“His mantle was too great,” we said. Not one of us so tall and grown up in the ways of God could wear that great cloak of him now gone. Not one could pick it up and wear the whole. And so with one accord we thought to share it while we’re growing. “Mine the corner made up of love,” one cried — “His love for everyone he knew.” “Give to me the portion of his gentleness to soften my harshness,” begged another.
So on through the list we made our choices; his intellect, his humor, his compassion, generosity, awareness, understanding. Each one making claim according to his deep-felt need. It was not a dividing but the wrapping of his mantle of greatness around so many that had drawn us together in a closeness never quite achieved before.
Now as with bowed heads we close the grave of the one gone from us, and share the mantle he left. May we grow in stature beneath its folds until we all attain a measure of the godliness, compassion, love, gentleness, and all the other characteristics that made up the warp and woof of that beautiful garment. Worn so easily, yet so regally by our Elijah.
Look up! Lift up your heads! Your redemption dreweth nigh. Jesus still lives; the Holy Spirit is yet at work; God is still on the throne. Things may go so terribly wrong that the holiest center of life seems violated and defiled and spoiled.

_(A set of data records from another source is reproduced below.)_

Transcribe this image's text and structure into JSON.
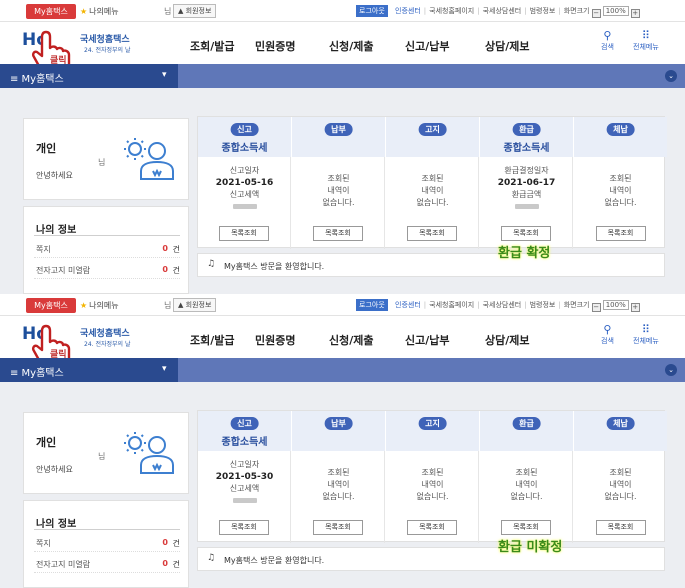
{
  "panels": [
    {
      "utility": {
        "my_tab": "My홈택스",
        "my_menu": "나의메뉴",
        "user_suffix": "님",
        "member_info": "회원정보",
        "logout": "로그아웃",
        "links": [
          "인증센터",
          "국세청홈페이지",
          "국세상담센터",
          "범령정보",
          "화면크기"
        ],
        "zoom": "100%"
      },
      "header": {
        "logo": "Ho",
        "logo_name": "국세청홈택스",
        "logo_tagline": "24. 전자정부의 날",
        "click": "클릭",
        "nav": [
          "조회/발급",
          "민원증명",
          "신청/제출",
          "신고/납부",
          "상담/제보"
        ],
        "search": "검색",
        "all_menu": "전체메뉴"
      },
      "bluebar": {
        "label": "≡  My홈택스"
      },
      "user_card": {
        "title": "개인",
        "suffix": "님",
        "greeting": "안녕하세요"
      },
      "info_card": {
        "title": "나의 정보",
        "rows": [
          {
            "label": "쪽지",
            "count": "0",
            "unit": "건"
          },
          {
            "label": "전자고지 미열람",
            "count": "0",
            "unit": "건"
          }
        ]
      },
      "columns": [
        {
          "pill": "신고",
          "subtitle": "종합소득세",
          "lines": [
            {
              "t": "lbl",
              "v": "신고일자"
            },
            {
              "t": "date",
              "v": "2021-05-16"
            },
            {
              "t": "lbl",
              "v": "신고세액"
            }
          ],
          "masked": true,
          "button": "목록조회"
        },
        {
          "pill": "납부",
          "subtitle": "",
          "lines": [
            {
              "t": "lbl",
              "v": "조회된"
            },
            {
              "t": "lbl",
              "v": "내역이"
            },
            {
              "t": "lbl",
              "v": "없습니다."
            }
          ],
          "masked": false,
          "button": "목록조회"
        },
        {
          "pill": "고지",
          "subtitle": "",
          "lines": [
            {
              "t": "lbl",
              "v": "조회된"
            },
            {
              "t": "lbl",
              "v": "내역이"
            },
            {
              "t": "lbl",
              "v": "없습니다."
            }
          ],
          "masked": false,
          "button": "목록조회"
        },
        {
          "pill": "환급",
          "subtitle": "종합소득세",
          "lines": [
            {
              "t": "lbl",
              "v": "환급결정일자"
            },
            {
              "t": "date",
              "v": "2021-06-17"
            },
            {
              "t": "lbl",
              "v": "환급금액"
            }
          ],
          "masked": true,
          "button": "목록조회"
        },
        {
          "pill": "체납",
          "subtitle": "",
          "lines": [
            {
              "t": "lbl",
              "v": "조회된"
            },
            {
              "t": "lbl",
              "v": "내역이"
            },
            {
              "t": "lbl",
              "v": "없습니다."
            }
          ],
          "masked": false,
          "button": "목록조회"
        }
      ],
      "notice": "My홈택스 방문을 환영합니다.",
      "annotation": "환급 확정"
    },
    {
      "utility": {
        "my_tab": "My홈택스",
        "my_menu": "나의메뉴",
        "user_suffix": "님",
        "member_info": "회원정보",
        "logout": "로그아웃",
        "links": [
          "인증센터",
          "국세청홈페이지",
          "국세상담센터",
          "범령정보",
          "화면크기"
        ],
        "zoom": "100%"
      },
      "header": {
        "logo": "Ho",
        "logo_name": "국세청홈택스",
        "logo_tagline": "24. 전자정부의 날",
        "click": "클릭",
        "nav": [
          "조회/발급",
          "민원증명",
          "신청/제출",
          "신고/납부",
          "상담/제보"
        ],
        "search": "검색",
        "all_menu": "전체메뉴"
      },
      "bluebar": {
        "label": "≡  My홈택스"
      },
      "user_card": {
        "title": "개인",
        "suffix": "님",
        "greeting": "안녕하세요"
      },
      "info_card": {
        "title": "나의 정보",
        "rows": [
          {
            "label": "쪽지",
            "count": "0",
            "unit": "건"
          },
          {
            "label": "전자고지 미열람",
            "count": "0",
            "unit": "건"
          }
        ]
      },
      "columns": [
        {
          "pill": "신고",
          "subtitle": "종합소득세",
          "lines": [
            {
              "t": "lbl",
              "v": "신고일자"
            },
            {
              "t": "date",
              "v": "2021-05-30"
            },
            {
              "t": "lbl",
              "v": "신고세액"
            }
          ],
          "masked": true,
          "button": "목록조회"
        },
        {
          "pill": "납부",
          "subtitle": "",
          "lines": [
            {
              "t": "lbl",
              "v": "조회된"
            },
            {
              "t": "lbl",
              "v": "내역이"
            },
            {
              "t": "lbl",
              "v": "없습니다."
            }
          ],
          "masked": false,
          "button": "목록조회"
        },
        {
          "pill": "고지",
          "subtitle": "",
          "lines": [
            {
              "t": "lbl",
              "v": "조회된"
            },
            {
              "t": "lbl",
              "v": "내역이"
            },
            {
              "t": "lbl",
              "v": "없습니다."
            }
          ],
          "masked": false,
          "button": "목록조회"
        },
        {
          "pill": "환급",
          "subtitle": "",
          "lines": [
            {
              "t": "lbl",
              "v": "조회된"
            },
            {
              "t": "lbl",
              "v": "내역이"
            },
            {
              "t": "lbl",
              "v": "없습니다."
            }
          ],
          "masked": false,
          "button": "목록조회"
        },
        {
          "pill": "체납",
          "subtitle": "",
          "lines": [
            {
              "t": "lbl",
              "v": "조회된"
            },
            {
              "t": "lbl",
              "v": "내역이"
            },
            {
              "t": "lbl",
              "v": "없습니다."
            }
          ],
          "masked": false,
          "button": "목록조회"
        }
      ],
      "notice": "My홈택스 방문을 환영합니다.",
      "annotation": "환급 미확정"
    }
  ]
}
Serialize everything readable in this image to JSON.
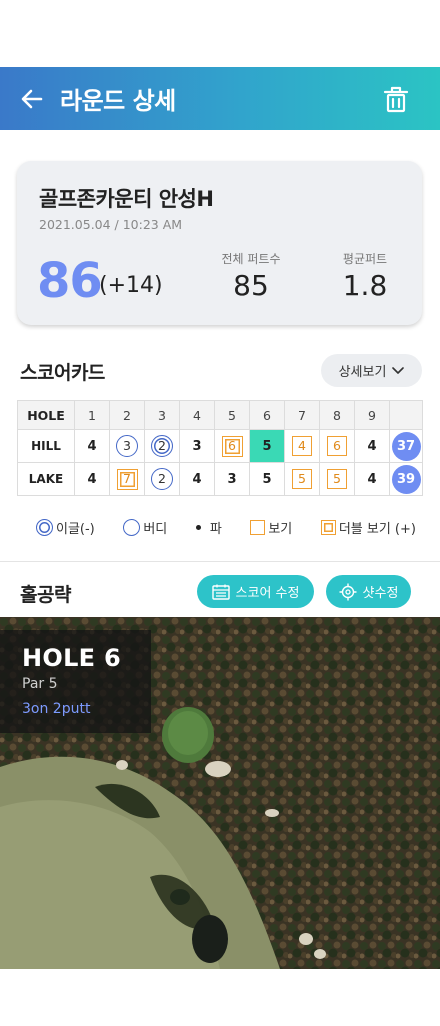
{
  "header": {
    "title": "라운드 상세",
    "back_icon": "arrow-left-icon",
    "delete_icon": "trash-icon"
  },
  "summary": {
    "course": "골프존카운티 안성H",
    "datetime": "2021.05.04 / 10:23 AM",
    "score": "86",
    "over_par": "(+14)",
    "total_putts_label": "전체 퍼트수",
    "total_putts": "85",
    "avg_putts_label": "평균퍼트",
    "avg_putts": "1.8"
  },
  "scorecard": {
    "title": "스코어카드",
    "detail_button": "상세보기",
    "header_label": "HOLE",
    "holes": [
      "1",
      "2",
      "3",
      "4",
      "5",
      "6",
      "7",
      "8",
      "9"
    ],
    "rows": [
      {
        "name": "HILL",
        "scores": [
          "4",
          "3",
          "2",
          "3",
          "6",
          "5",
          "4",
          "6",
          "4"
        ],
        "marks": [
          "par",
          "birdie",
          "eagle",
          "par",
          "dbogey",
          "par",
          "bogey",
          "bogey",
          "par"
        ],
        "total": "37"
      },
      {
        "name": "LAKE",
        "scores": [
          "4",
          "7",
          "2",
          "4",
          "3",
          "5",
          "5",
          "5",
          "4"
        ],
        "marks": [
          "par",
          "dbogey",
          "birdie",
          "par",
          "par",
          "par",
          "bogey",
          "bogey",
          "par"
        ],
        "total": "39"
      }
    ],
    "highlight": {
      "row": 0,
      "hole": 6,
      "color": "#3ad9b5"
    }
  },
  "legend": {
    "eagle": "이글(-)",
    "birdie": "버디",
    "par": "파",
    "bogey": "보기",
    "double_bogey": "더블 보기 (+)"
  },
  "strategy": {
    "title": "홀공략",
    "edit_score_button": "스코어 수정",
    "edit_shots_button": "샷수정"
  },
  "hole": {
    "name": "HOLE 6",
    "par": "Par 5",
    "result": "3on 2putt"
  },
  "colors": {
    "accent": "#6f8df2",
    "teal": "#2dc3c9",
    "eagle_birdie": "#4468c7",
    "bogey": "#f0a033"
  }
}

Look up. This is the worst and most sinister danger, that we, looking down, will be content to live in the lowlands of doubt and fear and defeat.
Some of you may have come to that really desperate and terrible place, to that awful night of the soul where you suspect that there is no God anywhere in all the thick and starless night through which you are passing. Some of you sitting out there may be at the place where you wonder if trying to be decent and honest is still worthwhile, that right and wrong are just words that people use. When that kind of terrible doubt grips you by the throat and starts choking you, scramble loose; look up! God lives and is on His way to relieve and rescue you right now.

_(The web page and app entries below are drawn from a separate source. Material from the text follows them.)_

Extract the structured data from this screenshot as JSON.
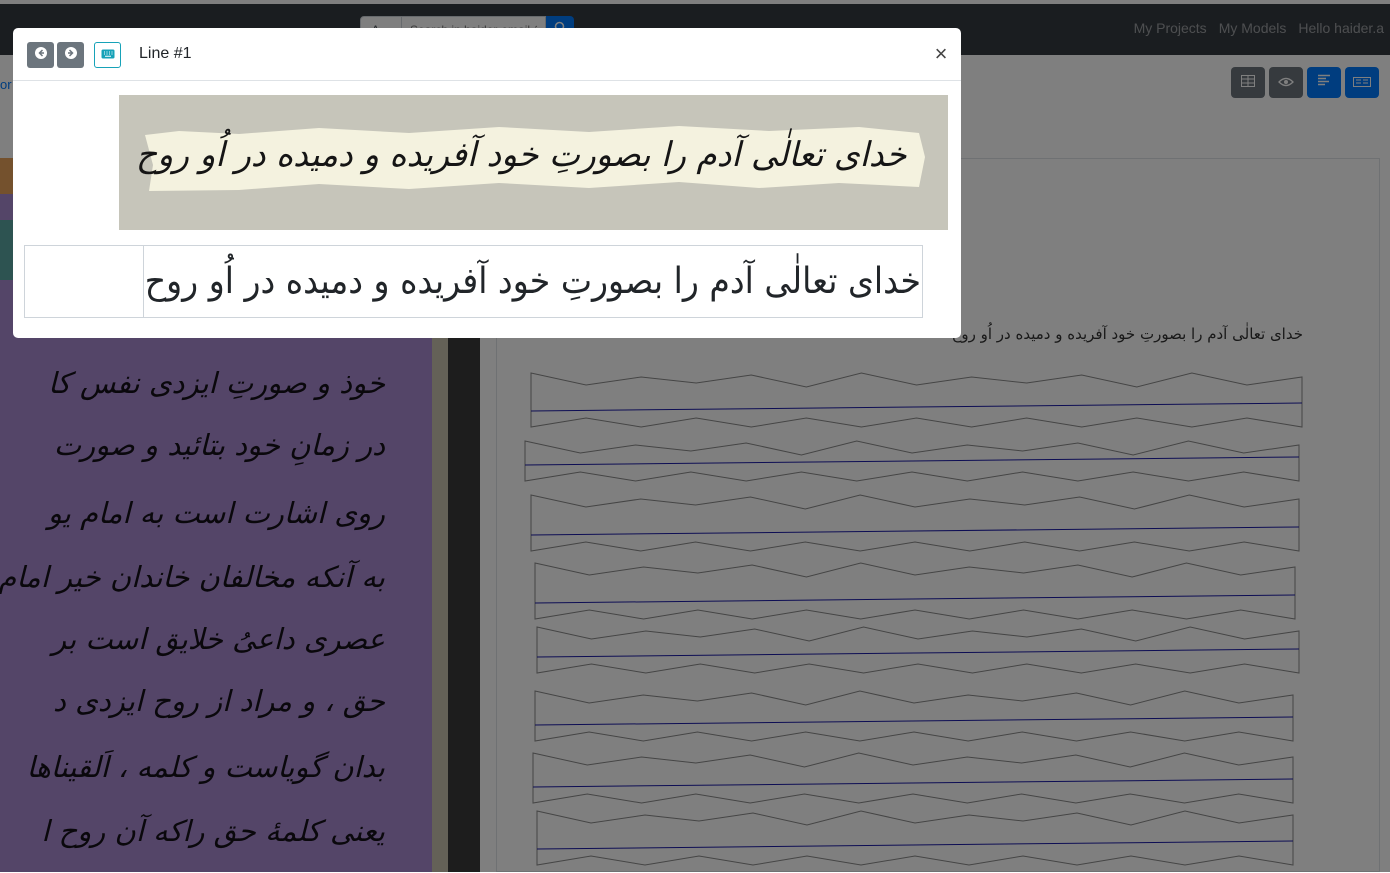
{
  "navbar": {
    "select_value": "A",
    "search_placeholder": "Search in haider-email-19",
    "links": [
      "My Projects",
      "My Models",
      "Hello haider.a"
    ]
  },
  "subbar": {
    "link_fragment": "or"
  },
  "background_manuscript": {
    "lines": [
      "خوذ و صورتِ ایزدی نفس کا",
      "در زمانِ خود بتائید و صورت",
      "روی اشارت است به امام یو",
      "به آنکه مخالفان خاندان خیر امام",
      "عصری داعیُ خلایق است بر",
      "حق ، و مراد از روح ایزدی د",
      "بدان گویاست و کلمه ، اَلقیناها",
      "یعنی کلمهٔ حق راکه آن روح ا"
    ]
  },
  "segmentation_panel": {
    "transcript_line": "خدای تعالٰی آدم را بصورتِ خود آفریده و دمیده در اُو روح"
  },
  "modal": {
    "title": "Line #1",
    "close_symbol": "×",
    "line_image_text": "خدای تعالٰی آدم را بصورتِ خود آفریده و دمیده در اُو روح",
    "transcription": "خدای تعالٰی آدم را بصورتِ خود آفریده و دمیده در اُو روح"
  },
  "colors": {
    "navbar_bg": "#343a40",
    "primary": "#007bff",
    "secondary": "#6c757d",
    "info": "#17a2b8",
    "baseline": "#1a1aa8"
  },
  "icons": [
    "search-icon",
    "table-icon",
    "eye-icon",
    "align-left-icon",
    "text-block-icon",
    "arrow-left-circle-icon",
    "arrow-right-circle-icon",
    "keyboard-icon"
  ]
}
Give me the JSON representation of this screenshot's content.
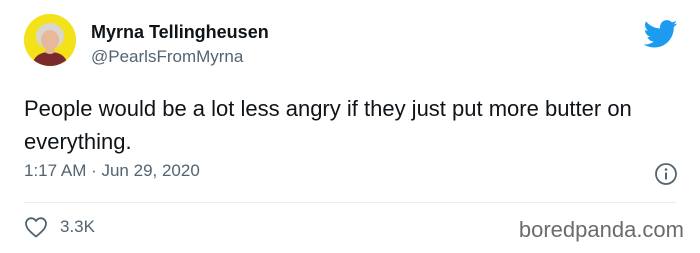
{
  "tweet": {
    "display_name": "Myrna Tellingheusen",
    "handle": "@PearlsFromMyrna",
    "text": "People would be a lot less angry if they just put more butter on everything.",
    "timestamp": "1:17 AM · Jun 29, 2020",
    "like_count": "3.3K"
  },
  "icons": {
    "brand": "twitter-bird-icon",
    "info": "info-icon",
    "like": "heart-icon"
  },
  "watermark": "boredpanda.com",
  "colors": {
    "twitter_blue": "#1d9bf0",
    "avatar_bg": "#f3e21a",
    "text_primary": "#0f1419",
    "text_secondary": "#536471"
  }
}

Looking up you may well climb above the clouds and mists and rains which have now blinded your view. Once, years ago, I told here of an illustration I once heard my father use in the pulpit of a little church in Louisiana Bayou village. He repeated an incident which Charles Lindberg told of his lonely flight to Paris, the first man to cross the Atlantic alone in a plane.
I remember it as if it was yesterday, my father saying that Lindberg reported running into a blinding storm out of whose thick clouds lightening flashed. The flier looked to his right, but the clouds and the storm seemed to extend as far as he could see to the right. He looked to his left, but, again, the storm seemed as far as he could peer to his left. The clouds seemed to hover ever lower. The pilot said that he knew his little plane would never stand that buffeting wind and those sharp lightening bolts for long. There was just one thing to do. The pilot tilted the controls upward, and the little plane trembled and shivered and climbed until it shot through the clouds and out into the bright sunshine of a cloudless sky.

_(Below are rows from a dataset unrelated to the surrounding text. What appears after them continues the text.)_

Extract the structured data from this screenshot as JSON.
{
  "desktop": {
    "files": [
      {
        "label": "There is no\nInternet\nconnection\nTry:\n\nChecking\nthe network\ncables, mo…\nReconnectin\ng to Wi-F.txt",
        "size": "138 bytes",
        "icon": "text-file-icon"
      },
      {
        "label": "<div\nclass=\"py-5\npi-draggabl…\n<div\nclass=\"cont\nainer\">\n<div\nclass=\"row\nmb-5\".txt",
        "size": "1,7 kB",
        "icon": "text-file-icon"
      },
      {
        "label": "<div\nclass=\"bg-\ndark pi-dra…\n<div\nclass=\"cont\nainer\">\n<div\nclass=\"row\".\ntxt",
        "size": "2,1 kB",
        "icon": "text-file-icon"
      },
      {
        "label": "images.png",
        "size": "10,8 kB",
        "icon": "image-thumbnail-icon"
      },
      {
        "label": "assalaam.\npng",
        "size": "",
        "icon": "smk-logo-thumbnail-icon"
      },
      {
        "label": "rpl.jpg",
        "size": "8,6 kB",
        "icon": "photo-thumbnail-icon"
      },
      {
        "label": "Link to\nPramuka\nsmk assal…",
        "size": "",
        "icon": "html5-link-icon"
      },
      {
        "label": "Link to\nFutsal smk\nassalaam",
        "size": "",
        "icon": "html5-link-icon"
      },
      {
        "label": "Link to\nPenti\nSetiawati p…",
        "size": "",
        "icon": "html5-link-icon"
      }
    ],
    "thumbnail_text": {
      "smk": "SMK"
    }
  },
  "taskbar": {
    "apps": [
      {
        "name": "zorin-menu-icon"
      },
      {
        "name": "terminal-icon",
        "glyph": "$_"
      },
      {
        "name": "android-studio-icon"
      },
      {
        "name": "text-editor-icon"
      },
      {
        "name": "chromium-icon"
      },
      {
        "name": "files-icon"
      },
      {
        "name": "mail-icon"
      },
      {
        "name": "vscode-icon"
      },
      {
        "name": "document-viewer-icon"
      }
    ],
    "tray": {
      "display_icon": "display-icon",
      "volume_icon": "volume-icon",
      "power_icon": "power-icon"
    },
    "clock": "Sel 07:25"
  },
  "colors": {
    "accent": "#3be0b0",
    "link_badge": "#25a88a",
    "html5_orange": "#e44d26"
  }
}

The clouds may be heavy where you are traveling. Look up, and by faith face skyward. Above the clouds the sun is shining, somewhere kind winds are blowing, and the skies are cloudless and clear. Up above the clouds of gossip and slander there is fellowship, a joy divine. Look up! God lives, and by faith, looking up and climbing up, you may see the blessed sunshine and move in the calm, pure atmosphere of the Holy Spirit. Look up!